DJTechTools Oct 19, 2016

If you’re a DJ playing other artists’music, how do those artists find out that their music has been played? More importantly, how do they get paid? With a new partnership between Richie Hawtin’s RADR and Pioneer DJ’s KUVO, more accurate reporting of the music played in clubs is possible. Keep reading to learn more.

RADR + KUVO: Get Play Get Paid

You might remember KUVO from a few years ago at launch. Essentially, this is a system installed in clubs that receives DJ metadata from Pioneer DJ gear / software, and uploads it a database for post-gig reporting. KUVO is then capable of streaming the datadirectly to the performance rights organizations, which ensure that royalties from licenses (purchased by venues) go to the artists who are actually played.

Withtoday’s announcement, Richie Hawtin’s RADR (which previously focused on sending tracks played out to a Twitter post) will be able to take the same data out of Traktor Pro and send it into a KUVO hardware box.

All that Traktor DJs need for this to work is to have RADR installed, and have a KUVO box (NXS-GW) attached to their computer via a LAN cable. This only works with Traktor Pro on macOS – but RADR supports other software and operating systems, so we suspect that they will follow shortly.

At the end of the day, RADR is still just a hack in Traktor, using the broadcast/streaming features to send track metadata. It would be awesome to see Native Instruments and other companies actually adopt direct KUVO support without the need for a third-party tool like RADR.

What About Adoption By Clubs?

Pioneer's NXS-GW: Not much to look at, but the backbone of the system.

Pioneer’s NXS-GW: Not much to look at, but the backbone of the system.

There’s still onemajor obstacle that isn’t addressed in this video or the associated press release: adoption of KUVO by venues. A big part of what makes the proposed ecosystem of proper royalties tracking possible is knowingwhere tracks were played. How will Pioneer DJ get all venues with DJs –which have to pay music licensing fees – to install KUVO boxes?

Clearly this campaign is one part of the process – but it’s directed at producers and DJs, asking them to install RADR, use KUVO, clean up their metadata, or register their original productions with performing rights organizations.

The video isalso asking major touring DJs to put KUVO on their riders – but will that actually capture anywhere near the level of data needed if KUVO isn’t set up for the resident DJs or local acts who don’t have riders?
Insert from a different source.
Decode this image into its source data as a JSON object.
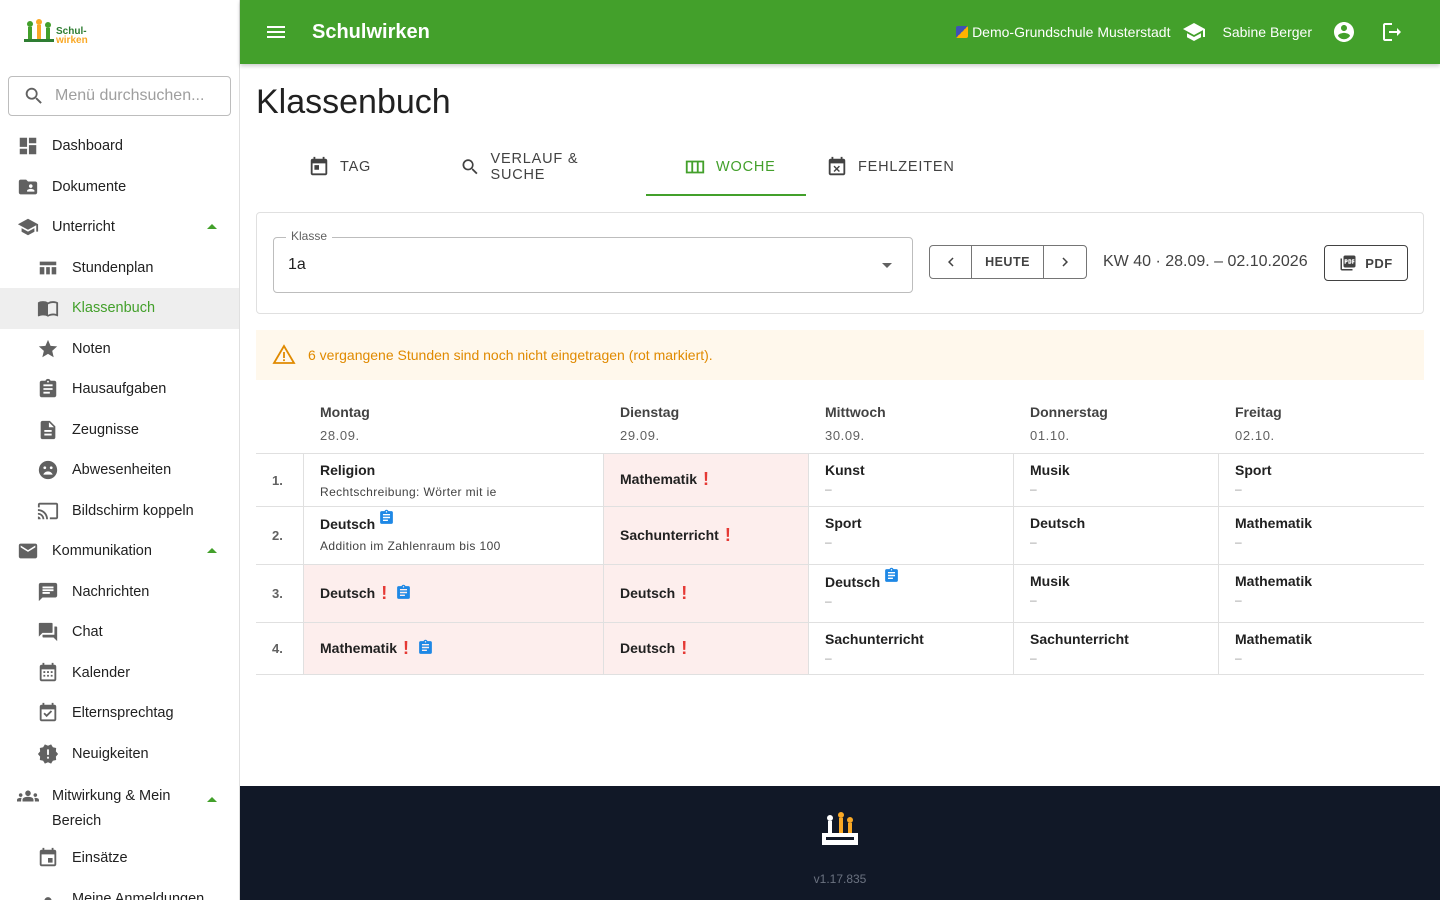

Would you use RADR or KUVO if you had the chance at your next gig? Share thoughts in the comments.

The post KUVO and RADR Want To Pay Artists Played By DJs appeared first on DJ TechTools.